[[ Information provided open ]]

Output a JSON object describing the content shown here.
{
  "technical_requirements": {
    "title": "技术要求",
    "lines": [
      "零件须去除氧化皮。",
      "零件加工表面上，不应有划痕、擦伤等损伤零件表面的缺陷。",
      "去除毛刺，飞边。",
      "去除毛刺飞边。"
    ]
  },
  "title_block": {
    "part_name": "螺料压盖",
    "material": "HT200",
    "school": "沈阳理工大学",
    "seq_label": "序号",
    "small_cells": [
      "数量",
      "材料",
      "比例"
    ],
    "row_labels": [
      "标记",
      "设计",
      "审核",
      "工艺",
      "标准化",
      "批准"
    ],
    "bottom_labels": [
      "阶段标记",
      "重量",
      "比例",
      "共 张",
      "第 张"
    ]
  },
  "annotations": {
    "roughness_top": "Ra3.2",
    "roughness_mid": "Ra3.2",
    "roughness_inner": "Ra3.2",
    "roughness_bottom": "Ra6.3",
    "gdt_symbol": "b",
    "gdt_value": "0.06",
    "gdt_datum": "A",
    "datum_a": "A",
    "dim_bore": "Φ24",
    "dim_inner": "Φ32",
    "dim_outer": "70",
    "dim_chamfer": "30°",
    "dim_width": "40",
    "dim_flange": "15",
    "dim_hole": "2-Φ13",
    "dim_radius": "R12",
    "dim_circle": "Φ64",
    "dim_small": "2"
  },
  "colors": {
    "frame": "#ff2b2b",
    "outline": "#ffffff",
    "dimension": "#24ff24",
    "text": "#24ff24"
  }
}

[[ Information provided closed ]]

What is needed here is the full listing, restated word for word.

Output a JSON object describing the content shown here.
{
  "technical_requirements": {
    "title": "技术要求",
    "lines": [
      "零件须去除氧化皮。",
      "零件加工表面上，不应有划痕、擦伤等损伤零件表面的缺陷。",
      "去除毛刺，飞边。",
      "去除毛刺飞边。"
    ]
  },
  "title_block": {
    "part_name": "螺料压盖",
    "material": "HT200",
    "school": "沈阳理工大学",
    "seq_label": "序号",
    "small_cells": [
      "数量",
      "材料",
      "比例"
    ],
    "row_labels": [
      "标记",
      "设计",
      "审核",
      "工艺",
      "标准化",
      "批准"
    ],
    "bottom_labels": [
      "阶段标记",
      "重量",
      "比例",
      "共 张",
      "第 张"
    ]
  },
  "annotations": {
    "roughness_top": "Ra3.2",
    "roughness_mid": "Ra3.2",
    "roughness_inner": "Ra3.2",
    "roughness_bottom": "Ra6.3",
    "gdt_symbol": "b",
    "gdt_value": "0.06",
    "gdt_datum": "A",
    "datum_a": "A",
    "dim_bore": "Φ24",
    "dim_inner": "Φ32",
    "dim_outer": "70",
    "dim_chamfer": "30°",
    "dim_width": "40",
    "dim_flange": "15",
    "dim_hole": "2-Φ13",
    "dim_radius": "R12",
    "dim_circle": "Φ64",
    "dim_small": "2"
  },
  "colors": {
    "frame": "#ff2b2b",
    "outline": "#ffffff",
    "dimension": "#24ff24",
    "text": "#24ff24"
  }
}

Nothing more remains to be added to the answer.